This occurs when there is reduced or an absence of blood supply to the affected area which can be a result of infection, vascular diseases such as peripheral arterial disease (PAD), or trauma. Gangrene can occur anywhere in the body but it occurs commonly at the feet where it is the easiest to have reduced or absent blood supply.
Gangrene is one of the many complications of Diabetes. High blood sugar levels will cause damage to the nerves and blood vessels; there would be a loss of sensation and reduced blood supply to the feet, resulting in poor wound healing and being more prone to infection. This combination can lead to gangrene of the feet.
There are several types of gangrene, with the two major types being dry and wet gangrene.
- Occurs when there is a disruption of blood supply to the tissues
- Affected area will appear red before turning brown and black
- The skin will appear dry and mummified
- Usually, the tissues will not be infected
- Occurs when there is a disruption of blood supply with infection to the tissues
- The tissues will appear soft and moist
- Foul odour present
- Affected areas are cold and brown to black
- Patches of blistering, ulcers and heavy fluid discharge
- Occurs when there is an infection in the body with gas produced from microbial toxins
- Tissues will swell and appear brown to red in colour
Gangrene is a major complication of diabetes and is considered a clinical emergency, as it often leads to amputation in a matter of days or even death.

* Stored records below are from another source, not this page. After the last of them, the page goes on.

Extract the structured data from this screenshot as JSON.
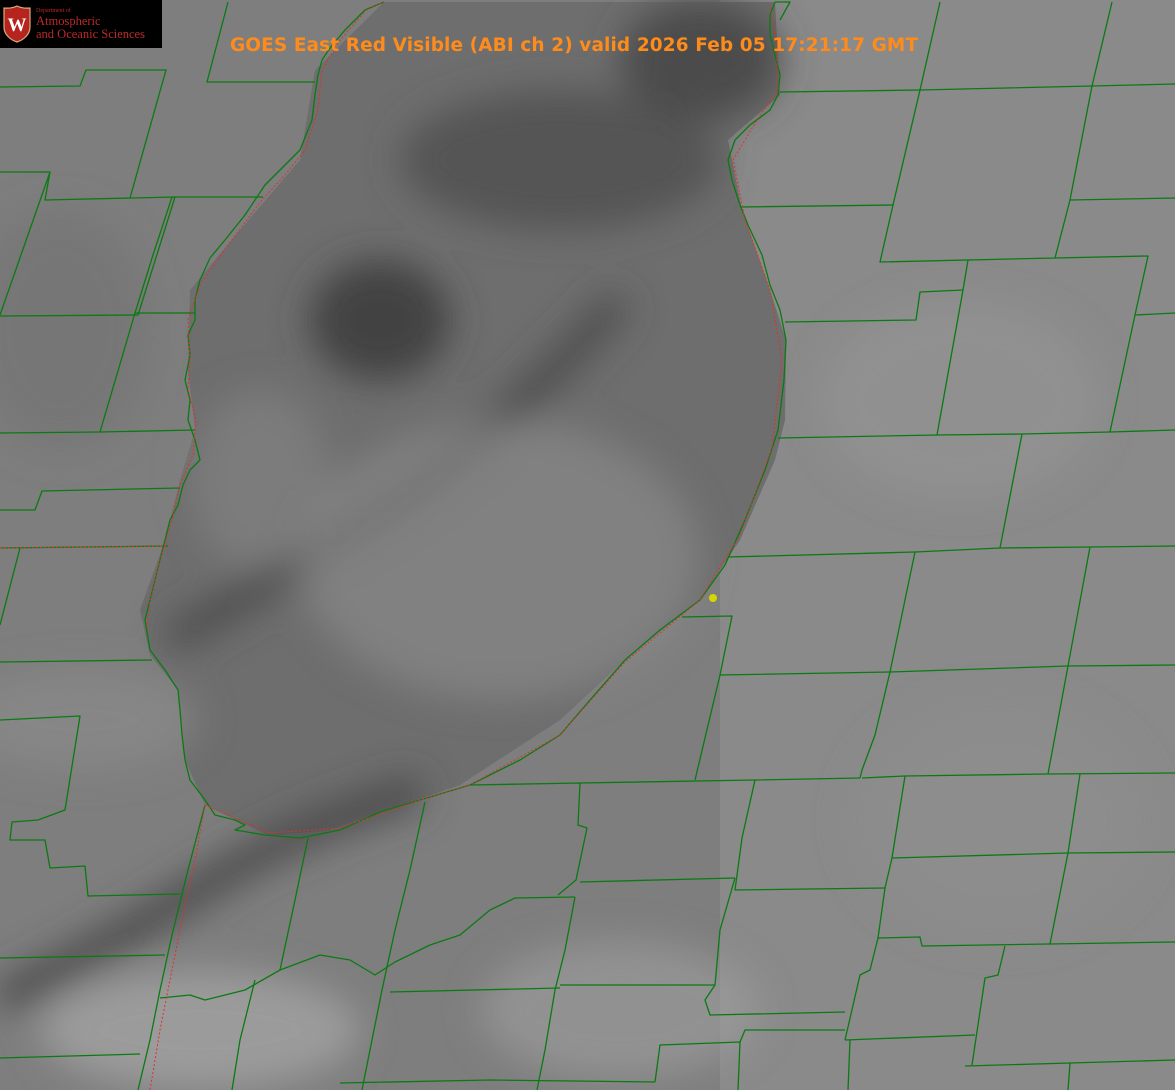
{
  "title": "GOES East Red Visible (ABI ch 2) valid 2026 Feb 05 17:21:17 GMT",
  "logo": {
    "dept_line": "Department of",
    "line1": "Atmospheric",
    "line2": "and Oceanic Sciences",
    "seal_letter": "W",
    "seal_color": "#b5241e",
    "text_color": "#ba2a28"
  },
  "map": {
    "boundary_color": "#0b7a12",
    "state_border_color": "#e0302a",
    "marker_color": "#d6d600"
  }
}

If you start to notice your skin turns to blue or black or if there is a persistent wound after 7 days and there is foul odour with fluid discharge, then please seek urgent medical care.